Having reviewed mostly sci-fi books in the last stretch, I decided to go with a fantasy work again this time. I picked out Victor Gishler’s “Ink Mage” as a fairly popular book on Kindle Unlimited with an interesting sounding premise. In part, I was also testing the Kindle Unlimited service, to see if the books it grants access to are worth the $10 monthly fee. So far I’m not impressed, but time will tell if that remains the case. At any rate, on to the review.
I really really, really wanted to like this book. I’ve always liked the idea of magical tattoos, clear back to my first encounter with the concept as a D&D player. Sadly, I’ve seen very few people run with the idea in a novel format. It is thus no real surprise that I was excited about the idea featuring heavily in “Ink Mage.” For that matter, I can say right up front that the handling of the idea in this book is good. Very good. It might well be the best single interpretation of the concept I’ve seen in novel form. In addition to that, the main character (Rina) is quite well written. I thoroughly enjoyed her, and I thoroughly enjoyed the setting too. However, I didn’t like the book, and can’t give it a very high rating in good conscience. I crawled through it in fits and starts, taking nearly three times my usual turn-around time for a novel of its length. Why? Well, there are a number of reasons.
First and most critically, when it comes to my struggle with the book, is that the while Rina was a very strong and well-written character, her perspective only makes up maybe 1/3rd of the novel’s content. Unfortunately, the other four major perspectives (Yes, FOUR, plus a few minor perspectives as well) followed much weaker characters. Some of these prominent characters were so horrible (and frankly stupid) that every time the story flipped to their perspectives I wanted to put the novel down. I refuse to skim when I read novels for review and that fact resulted in me dragging my feet. I didn’t want to read about those characters, so I would put the book down for days before forcing myself to pick it back up again. If it hadn’t been for how amazing the main character was, the book almost certainly would have joined my very short list of “Didn’t Finish” books.
The second issue is related to the above. The weak character perspectives are made much worse by the author not being up to the task of juggling so many of them. While they did all come together in the end, they didn’t do so with any smoothness. Victor Gishler is no Robert Jordan or Tom Clancy, and badly needed to pare down the extraneous perspectives to something he could actually handle. As most of the perspectives were extraneous, and could have been cut out without the reader missing anything, I’m not inclined to be overly understanding about the inclusion of these weak perspectives that detracted from the main character and her awesomeness.
The last detracting bit is a personal pet peeve of mine, rather than an overall weakness. Namely, that the novel is very clearly only setup material for later books. There is no real climax, just build up and a weak finish that is clearly intended to lead into the next book. I personally detest this. While I understand the need to span books with an epic plotline, there should always be a major climax (not THE major climax, but A major climax) in any book. “Ink Mage” didn’t do this, and what climax was present was honestly pretty washed out and unbelievable. The result of too many plot lines trying to force their way to resolution in a few short pages.
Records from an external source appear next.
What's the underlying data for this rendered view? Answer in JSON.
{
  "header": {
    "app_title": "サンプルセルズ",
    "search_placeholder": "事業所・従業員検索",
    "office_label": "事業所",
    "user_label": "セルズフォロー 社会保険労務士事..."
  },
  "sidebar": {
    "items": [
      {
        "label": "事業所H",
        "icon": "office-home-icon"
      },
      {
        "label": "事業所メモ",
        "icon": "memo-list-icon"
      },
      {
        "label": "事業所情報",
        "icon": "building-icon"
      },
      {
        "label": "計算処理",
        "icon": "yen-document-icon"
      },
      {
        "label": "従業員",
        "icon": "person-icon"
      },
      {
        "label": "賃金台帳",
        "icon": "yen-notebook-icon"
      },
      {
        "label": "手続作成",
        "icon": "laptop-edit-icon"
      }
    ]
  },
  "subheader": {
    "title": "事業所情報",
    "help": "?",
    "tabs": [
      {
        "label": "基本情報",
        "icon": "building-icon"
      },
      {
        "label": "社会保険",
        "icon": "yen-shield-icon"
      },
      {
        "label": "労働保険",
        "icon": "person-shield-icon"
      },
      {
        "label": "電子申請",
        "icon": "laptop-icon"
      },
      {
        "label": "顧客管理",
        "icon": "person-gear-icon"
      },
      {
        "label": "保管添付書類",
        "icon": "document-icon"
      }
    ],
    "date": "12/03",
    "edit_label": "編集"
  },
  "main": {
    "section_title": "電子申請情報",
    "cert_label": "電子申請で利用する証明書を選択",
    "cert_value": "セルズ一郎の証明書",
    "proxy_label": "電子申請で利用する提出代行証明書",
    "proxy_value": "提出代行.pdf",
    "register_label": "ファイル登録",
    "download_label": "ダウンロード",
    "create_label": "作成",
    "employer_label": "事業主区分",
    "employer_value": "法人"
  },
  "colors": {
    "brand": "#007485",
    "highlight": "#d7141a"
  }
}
Ultimately, while the basic plot was sound, the setting quite solid, and the main character quite good, the other pieces of the book acted as a millstone around the novel’s neck, dragging it down into a mire of inadequacy.
Final Rating Breakdown:
Score Adjustments for Misc:
-1 for too many extraneous, unneeded, and boring perspectives
Final Score: 5/10
Personal Recommendation: Don’t bother. Unless you have Kindle Unlimited. Then you could probably pick it up and skim past the bad bits. You won’t lose anything if you do, and the main character’s story is actually fairly good when separated from the dross.